» **RECORDS PROVIDED**
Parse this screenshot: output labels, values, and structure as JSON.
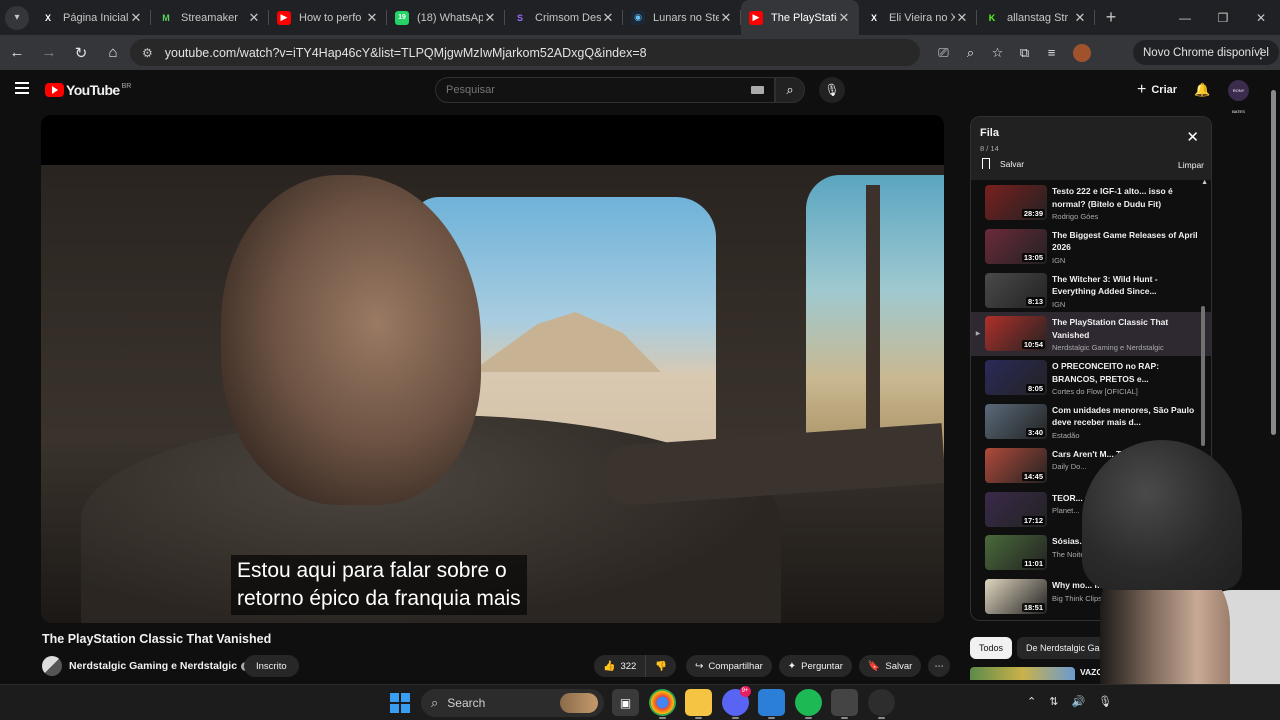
{
  "browser": {
    "tabs": [
      {
        "title": "Página Inicial",
        "favicon": "x-logo-icon",
        "active": false
      },
      {
        "title": "Streamaker",
        "favicon": "streamaker-logo-icon",
        "active": false
      },
      {
        "title": "How to perfo",
        "favicon": "youtube-logo-icon",
        "active": false
      },
      {
        "title": "(18) WhatsAp",
        "favicon": "whatsapp-logo-icon",
        "active": false,
        "badge": "19"
      },
      {
        "title": "Crimsom Des",
        "favicon": "s-logo-icon",
        "active": false
      },
      {
        "title": "Lunars no Ste",
        "favicon": "steam-logo-icon",
        "active": false
      },
      {
        "title": "The PlayStatio",
        "favicon": "youtube-logo-icon",
        "active": true
      },
      {
        "title": "Eli Vieira no X",
        "favicon": "x-logo-icon",
        "active": false
      },
      {
        "title": "allanstag Str",
        "favicon": "kick-logo-icon",
        "active": false
      }
    ],
    "url": "youtube.com/watch?v=iTY4Hap46cY&list=TLPQMjgwMzIwMjarkom52ADxgQ&index=8",
    "update_label": "Novo Chrome disponível"
  },
  "masthead": {
    "logo_text": "YouTube",
    "region": "BR",
    "search_placeholder": "Pesquisar",
    "create_label": "Criar",
    "channel_avatar_text": "RONY BATES"
  },
  "video": {
    "caption_line1": "Estou aqui para falar sobre o",
    "caption_line2": "retorno épico da franquia mais",
    "title": "The PlayStation Classic That Vanished",
    "channel": "Nerdstalgic Gaming e Nerdstalgic",
    "subscribed_label": "Inscrito",
    "likes": "322",
    "share_label": "Compartilhar",
    "ask_label": "Perguntar",
    "save_label": "Salvar"
  },
  "queue": {
    "title": "Fila",
    "position": "8 / 14",
    "save_label": "Salvar",
    "clear_label": "Limpar",
    "items": [
      {
        "title": "Testo 222 e IGF-1 alto... isso é normal? (Bitelo e Dudu Fit)",
        "channel": "Rodrigo Góes",
        "duration": "28:39",
        "color": "#7a1f1f",
        "selected": false
      },
      {
        "title": "The Biggest Game Releases of April 2026",
        "channel": "IGN",
        "duration": "13:05",
        "color": "#6b2a3a",
        "selected": false
      },
      {
        "title": "The Witcher 3: Wild Hunt - Everything Added Since...",
        "channel": "IGN",
        "duration": "8:13",
        "color": "#4a4a4a",
        "selected": false
      },
      {
        "title": "The PlayStation Classic That Vanished",
        "channel": "Nerdstalgic Gaming e Nerdstalgic",
        "duration": "10:54",
        "color": "#b0302a",
        "selected": true
      },
      {
        "title": "O PRECONCEITO no RAP: BRANCOS, PRETOS e...",
        "channel": "Cortes do Flow [OFICIAL]",
        "duration": "8:05",
        "color": "#2a2a5a",
        "selected": false
      },
      {
        "title": "Com unidades menores, São Paulo deve receber mais d...",
        "channel": "Estadão",
        "duration": "3:40",
        "color": "#5a6a7a",
        "selected": false
      },
      {
        "title": "Cars Aren't M... That",
        "channel": "Daily Do...",
        "duration": "14:45",
        "color": "#b04a3a",
        "selected": false
      },
      {
        "title": "TEOR... COM...",
        "channel": "Planet...",
        "duration": "17:12",
        "color": "#3a2a4a",
        "selected": false
      },
      {
        "title": "Sósias... Episódio...",
        "channel": "The Noite...",
        "duration": "11:01",
        "color": "#4a6a3a",
        "selected": false
      },
      {
        "title": "Why mo... misunder...",
        "channel": "Big Think Clips",
        "duration": "18:51",
        "color": "#e0d6c0",
        "selected": false
      }
    ]
  },
  "chips": [
    "Todos",
    "De Nerdstalgic Gaming"
  ],
  "recommendation": {
    "title": "VAZOU!! Re..."
  },
  "taskbar": {
    "search_label": "Search",
    "discord_badge": "9+"
  }
}
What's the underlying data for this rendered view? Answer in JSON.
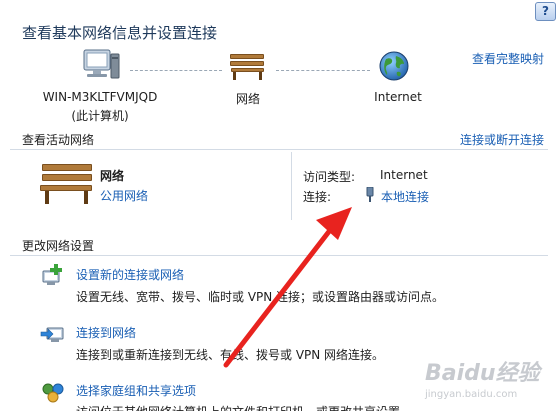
{
  "window": {
    "help_label": "?"
  },
  "header": {
    "title": "查看基本网络信息并设置连接",
    "full_map_link": "查看完整映射"
  },
  "network_map": {
    "computer_name": "WIN-M3KLTFVMJQD",
    "computer_sub": "(此计算机)",
    "network_label": "网络",
    "internet_label": "Internet"
  },
  "active_networks": {
    "heading": "查看活动网络",
    "connect_disconnect_link": "连接或断开连接",
    "network_name": "网络",
    "network_type": "公用网络",
    "access_type_label": "访问类型:",
    "access_type_value": "Internet",
    "connection_label": "连接:",
    "connection_value": "本地连接"
  },
  "change_settings": {
    "heading": "更改网络设置",
    "tasks": [
      {
        "link": "设置新的连接或网络",
        "desc": "设置无线、宽带、拨号、临时或 VPN 连接；或设置路由器或访问点。"
      },
      {
        "link": "连接到网络",
        "desc": "连接到或重新连接到无线、有线、拨号或 VPN 网络连接。"
      },
      {
        "link": "选择家庭组和共享选项",
        "desc": "访问位于其他网络计算机上的文件和打印机，或更改共享设置。"
      }
    ]
  },
  "watermark": {
    "text": "Baidu经验",
    "sub": "jingyan.baidu.com"
  },
  "colors": {
    "link": "#1a5fb4",
    "title": "#1e395b",
    "arrow": "#e8231f"
  }
}
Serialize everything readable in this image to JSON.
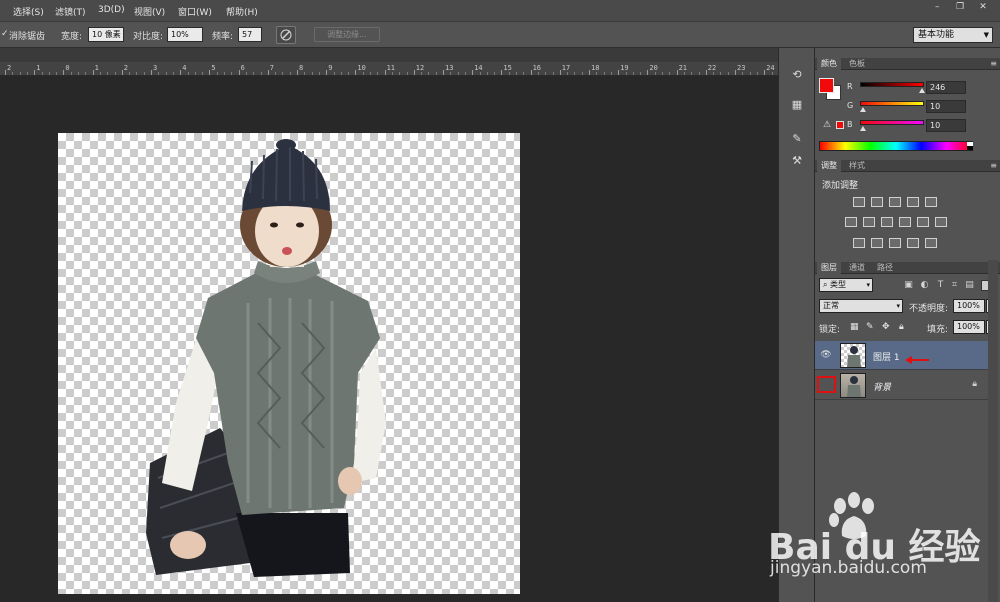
{
  "menubar": {
    "items": [
      "选择(S)",
      "滤镜(T)",
      "3D(D)",
      "视图(V)",
      "窗口(W)",
      "帮助(H)"
    ],
    "window_controls": [
      "–",
      "❐",
      "✕"
    ]
  },
  "options": {
    "anti_alias_label": "消除锯齿",
    "width_label": "宽度:",
    "width_value": "10 像素",
    "contrast_label": "对比度:",
    "contrast_value": "10%",
    "frequency_label": "频率:",
    "frequency_value": "57",
    "refine_edge_label": "调整边缘...",
    "workspace_value": "基本功能"
  },
  "ruler": {
    "labels": [
      "2",
      "1",
      "0",
      "1",
      "2",
      "3",
      "4",
      "5",
      "6",
      "7",
      "8",
      "9",
      "10",
      "11",
      "12",
      "13",
      "14",
      "15",
      "16",
      "17",
      "18",
      "19",
      "20",
      "21",
      "22",
      "23",
      "24"
    ]
  },
  "color_panel": {
    "tabs": [
      "颜色",
      "色板"
    ],
    "fg_color": "#f00a0a",
    "bg_color": "#ffffff",
    "channels": [
      {
        "label": "R",
        "value": "246",
        "level": 0.965
      },
      {
        "label": "G",
        "value": "10",
        "level": 0.04
      },
      {
        "label": "B",
        "value": "10",
        "level": 0.04
      }
    ]
  },
  "adjustments_panel": {
    "tabs": [
      "调整",
      "样式"
    ],
    "title": "添加调整",
    "icons": [
      [
        "brightness-contrast-icon",
        "levels-icon",
        "curves-icon",
        "exposure-icon",
        "vibrance-icon"
      ],
      [
        "hue-saturation-icon",
        "color-balance-icon",
        "black-white-icon",
        "photo-filter-icon",
        "channel-mixer-icon",
        "color-lookup-icon"
      ],
      [
        "invert-icon",
        "posterize-icon",
        "threshold-icon",
        "selective-color-icon",
        "gradient-map-icon"
      ]
    ]
  },
  "layers_panel": {
    "tabs": [
      "图层",
      "通道",
      "路径"
    ],
    "filter_kind": "类型",
    "blend_mode": "正常",
    "opacity_label": "不透明度:",
    "opacity_value": "100%",
    "lock_label": "锁定:",
    "fill_label": "填充:",
    "fill_value": "100%",
    "layers": [
      {
        "name": "图层 1",
        "selected": true
      },
      {
        "name": "背景",
        "selected": false
      }
    ]
  },
  "watermark": {
    "main": "Bai du 经验",
    "sub": "jingyan.baidu.com"
  }
}
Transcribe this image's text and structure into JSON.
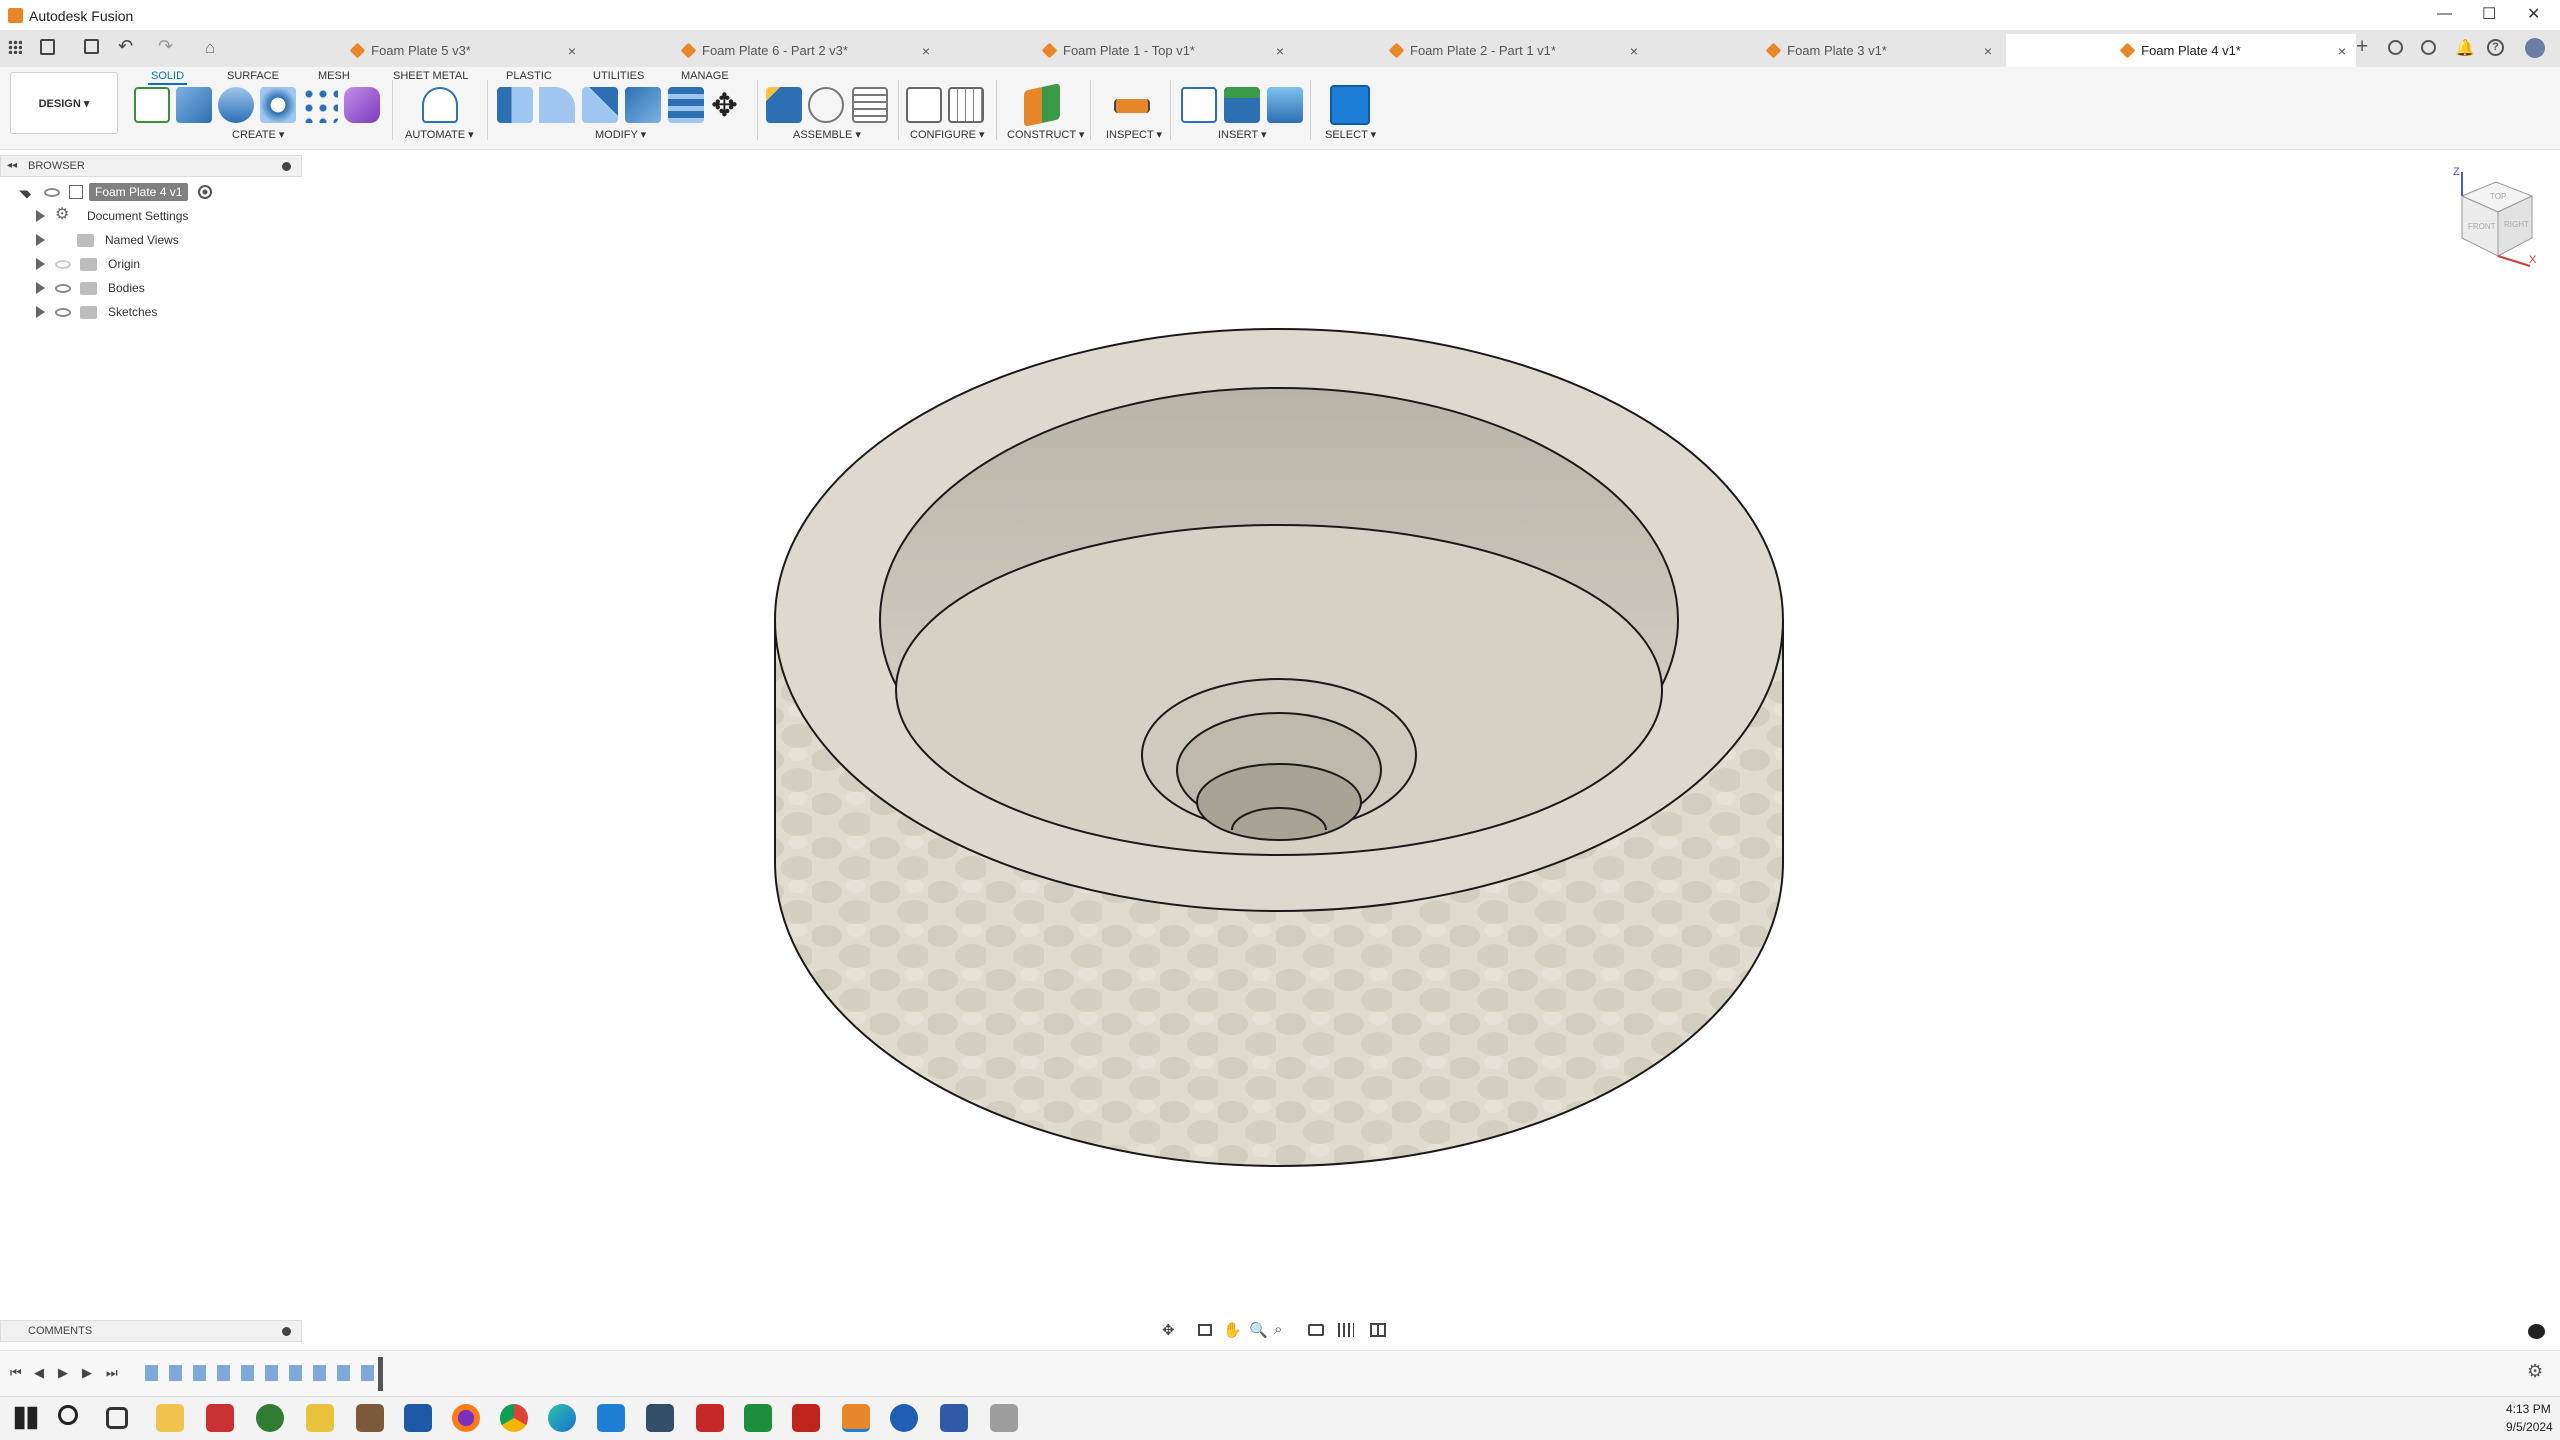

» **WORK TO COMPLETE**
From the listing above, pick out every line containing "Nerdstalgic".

» **EXERCISE RESPONSE**
    "channel": "Nerdstalgic Gaming e Nerdstalgic",
        "channel": "Nerdstalgic Gaming e Nerdstalgic",
    "De Nerdstalgic Gaming"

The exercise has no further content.